TASK DATA
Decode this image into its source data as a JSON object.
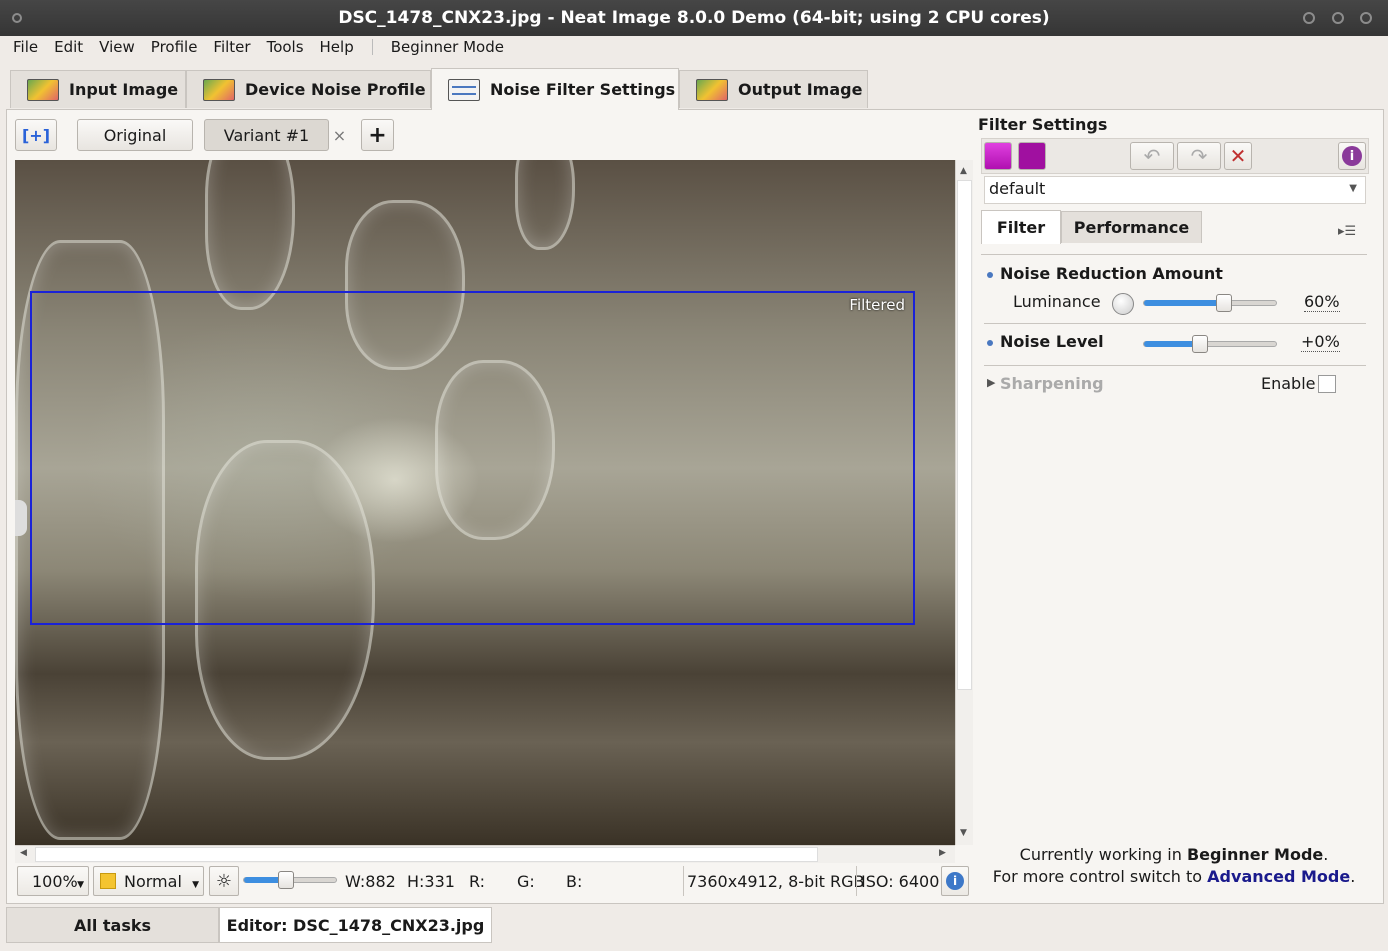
{
  "window": {
    "title": "DSC_1478_CNX23.jpg - Neat Image 8.0.0 Demo (64-bit; using 2 CPU cores)"
  },
  "menu": {
    "items": [
      "File",
      "Edit",
      "View",
      "Profile",
      "Filter",
      "Tools",
      "Help"
    ],
    "mode": "Beginner Mode"
  },
  "main_tabs": [
    {
      "label": "Input Image",
      "icon": "image-icon"
    },
    {
      "label": "Device Noise Profile",
      "icon": "profile-icon"
    },
    {
      "label": "Noise Filter Settings",
      "icon": "sliders-icon",
      "active": true
    },
    {
      "label": "Output Image",
      "icon": "image-icon"
    }
  ],
  "variants": {
    "original": "Original",
    "variant1": "Variant #1",
    "close": "×",
    "add": "+"
  },
  "preview": {
    "filtered_label": "Filtered"
  },
  "status": {
    "zoom": "100%",
    "mode": "Normal",
    "w": "W:882",
    "h": "H:331",
    "r": "R:",
    "g": "G:",
    "b": "B:",
    "image_info": "7360x4912, 8-bit RGB",
    "iso": "ISO: 6400",
    "brightness_level": 0.45
  },
  "panel": {
    "title": "Filter Settings",
    "preset": "default",
    "tabs": [
      "Filter",
      "Performance"
    ],
    "noise_reduction": {
      "header": "Noise Reduction Amount",
      "luminance_label": "Luminance",
      "luminance_value": "60%",
      "luminance_fraction": 0.6
    },
    "noise_level": {
      "header": "Noise Level",
      "value": "+0%",
      "fraction": 0.42
    },
    "sharpening": {
      "header": "Sharpening",
      "enable_label": "Enable"
    },
    "footer_line1_prefix": "Currently working in ",
    "footer_line1_bold": "Beginner Mode",
    "footer_line1_suffix": ".",
    "footer_line2_prefix": "For more control switch to ",
    "footer_line2_link": "Advanced Mode",
    "footer_line2_suffix": "."
  },
  "bottom_tabs": [
    "All tasks",
    "Editor: DSC_1478_CNX23.jpg"
  ],
  "colors": {
    "accent": "#3d8ee0",
    "link": "#1a1a8c",
    "selection_box": "#1a22d8"
  }
}
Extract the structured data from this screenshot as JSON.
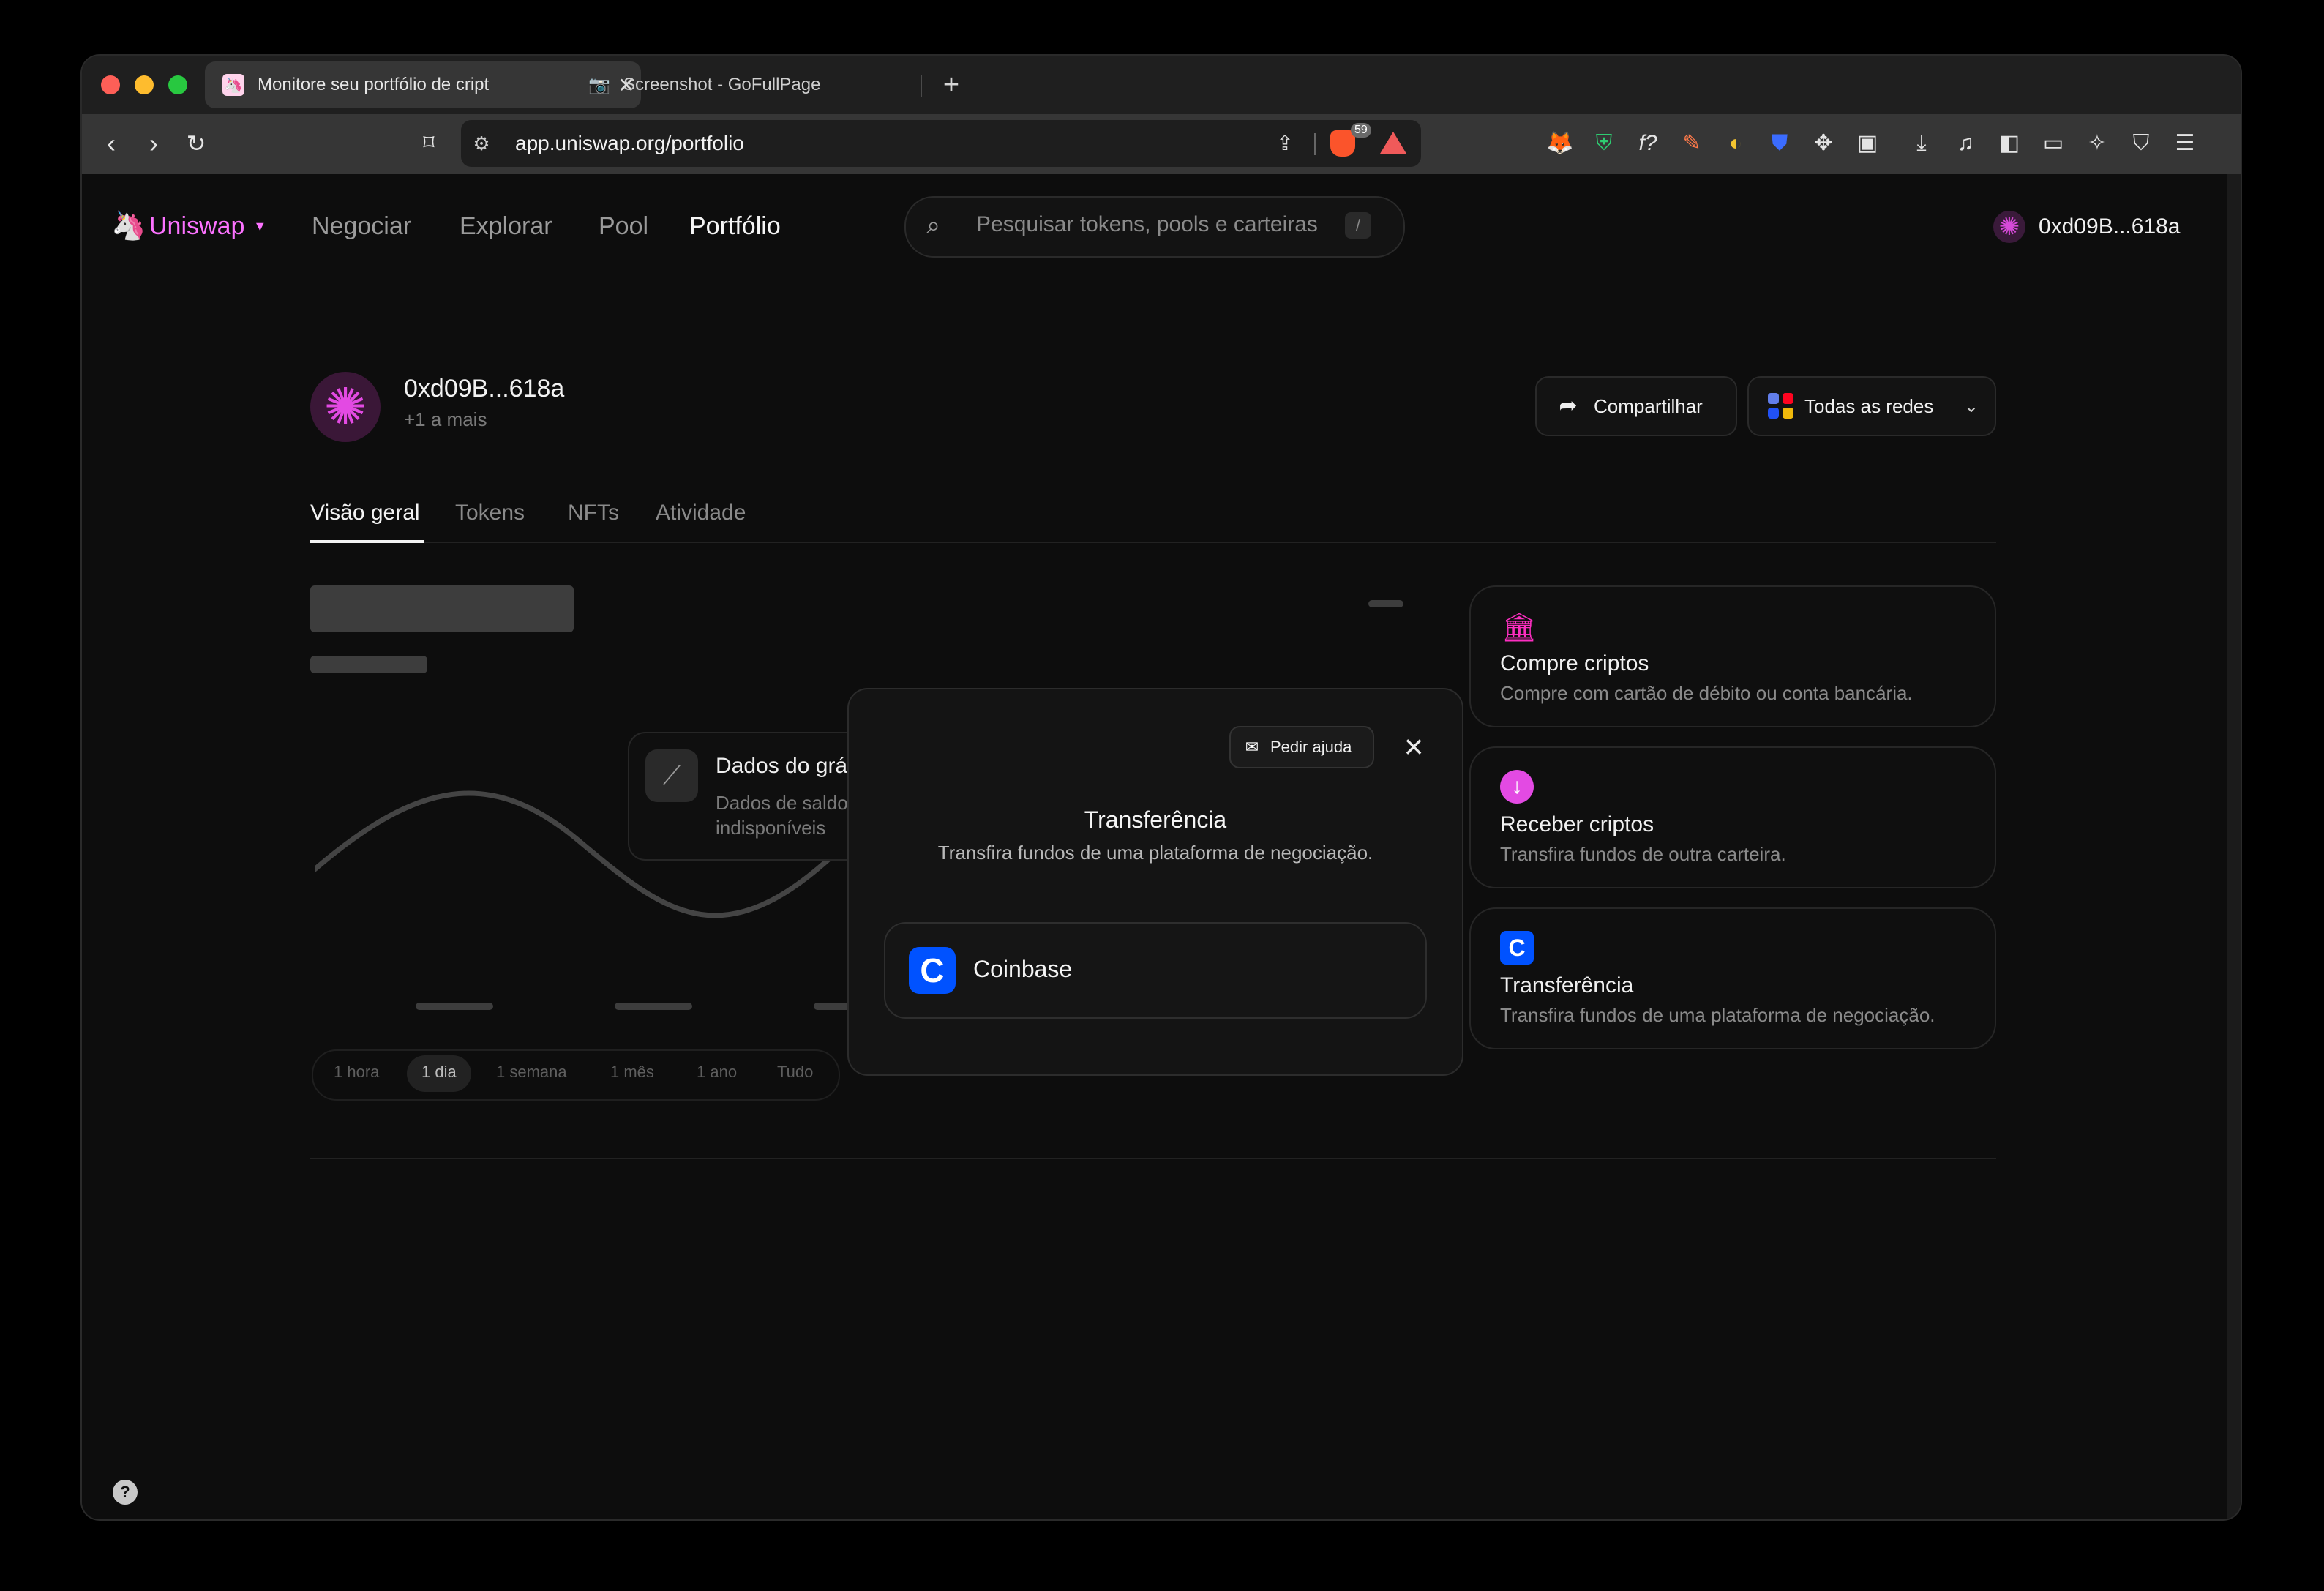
{
  "browser": {
    "tabs": [
      {
        "title": "Monitore seu portfólio de cript",
        "active": true
      },
      {
        "title": "Screenshot - GoFullPage",
        "active": false
      }
    ],
    "new_tab": "+",
    "close_glyph": "✕",
    "url": "app.uniswap.org/portfolio",
    "brave_shield_count": "59"
  },
  "header": {
    "logo_text": "Uniswap",
    "nav": [
      "Negociar",
      "Explorar",
      "Pool",
      "Portfólio"
    ],
    "active_nav": "Portfólio",
    "search_placeholder": "Pesquisar tokens, pools e carteiras",
    "search_shortcut": "/",
    "account": "0xd09B...618a"
  },
  "profile": {
    "address": "0xd09B...618a",
    "subtitle": "+1 a mais",
    "share_label": "Compartilhar",
    "networks_label": "Todas as redes"
  },
  "tabs": [
    "Visão geral",
    "Tokens",
    "NFTs",
    "Atividade"
  ],
  "active_tab": "Visão geral",
  "chart": {
    "no_data_title": "Dados do gráfico",
    "no_data_desc": "Dados de saldo indisponíveis",
    "time_ranges": [
      "1 hora",
      "1 dia",
      "1 semana",
      "1 mês",
      "1 ano",
      "Tudo"
    ],
    "active_range": "1 dia"
  },
  "actions": [
    {
      "title": "Compre criptos",
      "desc": "Compre com cartão de débito ou conta bancária.",
      "icon": "bank-icon",
      "color": "#fc2ec0"
    },
    {
      "title": "Receber criptos",
      "desc": "Transfira fundos de outra carteira.",
      "icon": "arrow-down-circle-icon",
      "color": "#e34ae3"
    },
    {
      "title": "Transferência",
      "desc": "Transfira fundos de uma plataforma de negociação.",
      "icon": "coinbase-icon",
      "color": "#0052ff"
    }
  ],
  "modal": {
    "help_label": "Pedir ajuda",
    "title": "Transferência",
    "description": "Transfira fundos de uma plataforma de negociação.",
    "providers": [
      {
        "name": "Coinbase"
      }
    ]
  },
  "colors": {
    "accent": "#fc72ff",
    "coinbase": "#0052ff",
    "background": "#0d0d0d"
  }
}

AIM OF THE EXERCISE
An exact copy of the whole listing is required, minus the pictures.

SOLUTION
Decode this image into its source data as a JSON object.
{
  "window": {
    "title": "DSC_1478_CNX23.jpg - Neat Image 8.0.0 Demo (64-bit; using 2 CPU cores)"
  },
  "menu": {
    "items": [
      "File",
      "Edit",
      "View",
      "Profile",
      "Filter",
      "Tools",
      "Help"
    ],
    "mode": "Beginner Mode"
  },
  "main_tabs": [
    {
      "label": "Input Image",
      "icon": "image-icon"
    },
    {
      "label": "Device Noise Profile",
      "icon": "profile-icon"
    },
    {
      "label": "Noise Filter Settings",
      "icon": "sliders-icon",
      "active": true
    },
    {
      "label": "Output Image",
      "icon": "image-icon"
    }
  ],
  "variants": {
    "original": "Original",
    "variant1": "Variant #1",
    "close": "×",
    "add": "+"
  },
  "preview": {
    "filtered_label": "Filtered"
  },
  "status": {
    "zoom": "100%",
    "mode": "Normal",
    "w": "W:882",
    "h": "H:331",
    "r": "R:",
    "g": "G:",
    "b": "B:",
    "image_info": "7360x4912, 8-bit RGB",
    "iso": "ISO: 6400",
    "brightness_level": 0.45
  },
  "panel": {
    "title": "Filter Settings",
    "preset": "default",
    "tabs": [
      "Filter",
      "Performance"
    ],
    "noise_reduction": {
      "header": "Noise Reduction Amount",
      "luminance_label": "Luminance",
      "luminance_value": "60%",
      "luminance_fraction": 0.6
    },
    "noise_level": {
      "header": "Noise Level",
      "value": "+0%",
      "fraction": 0.42
    },
    "sharpening": {
      "header": "Sharpening",
      "enable_label": "Enable"
    },
    "footer_line1_prefix": "Currently working in ",
    "footer_line1_bold": "Beginner Mode",
    "footer_line1_suffix": ".",
    "footer_line2_prefix": "For more control switch to ",
    "footer_line2_link": "Advanced Mode",
    "footer_line2_suffix": "."
  },
  "bottom_tabs": [
    "All tasks",
    "Editor: DSC_1478_CNX23.jpg"
  ],
  "colors": {
    "accent": "#3d8ee0",
    "link": "#1a1a8c",
    "selection_box": "#1a22d8"
  }
}
Extract the structured data from this screenshot as JSON.
{
  "browser": {
    "tabs": [
      {
        "title": "Monitore seu portfólio de cript",
        "active": true
      },
      {
        "title": "Screenshot - GoFullPage",
        "active": false
      }
    ],
    "new_tab": "+",
    "close_glyph": "✕",
    "url": "app.uniswap.org/portfolio",
    "brave_shield_count": "59"
  },
  "header": {
    "logo_text": "Uniswap",
    "nav": [
      "Negociar",
      "Explorar",
      "Pool",
      "Portfólio"
    ],
    "active_nav": "Portfólio",
    "search_placeholder": "Pesquisar tokens, pools e carteiras",
    "search_shortcut": "/",
    "account": "0xd09B...618a"
  },
  "profile": {
    "address": "0xd09B...618a",
    "subtitle": "+1 a mais",
    "share_label": "Compartilhar",
    "networks_label": "Todas as redes"
  },
  "tabs": [
    "Visão geral",
    "Tokens",
    "NFTs",
    "Atividade"
  ],
  "active_tab": "Visão geral",
  "chart": {
    "no_data_title": "Dados do gráfico",
    "no_data_desc": "Dados de saldo indisponíveis",
    "time_ranges": [
      "1 hora",
      "1 dia",
      "1 semana",
      "1 mês",
      "1 ano",
      "Tudo"
    ],
    "active_range": "1 dia"
  },
  "actions": [
    {
      "title": "Compre criptos",
      "desc": "Compre com cartão de débito ou conta bancária.",
      "icon": "bank-icon",
      "color": "#fc2ec0"
    },
    {
      "title": "Receber criptos",
      "desc": "Transfira fundos de outra carteira.",
      "icon": "arrow-down-circle-icon",
      "color": "#e34ae3"
    },
    {
      "title": "Transferência",
      "desc": "Transfira fundos de uma plataforma de negociação.",
      "icon": "coinbase-icon",
      "color": "#0052ff"
    }
  ],
  "modal": {
    "help_label": "Pedir ajuda",
    "title": "Transferência",
    "description": "Transfira fundos de uma plataforma de negociação.",
    "providers": [
      {
        "name": "Coinbase"
      }
    ]
  },
  "colors": {
    "accent": "#fc72ff",
    "coinbase": "#0052ff",
    "background": "#0d0d0d"
  }
}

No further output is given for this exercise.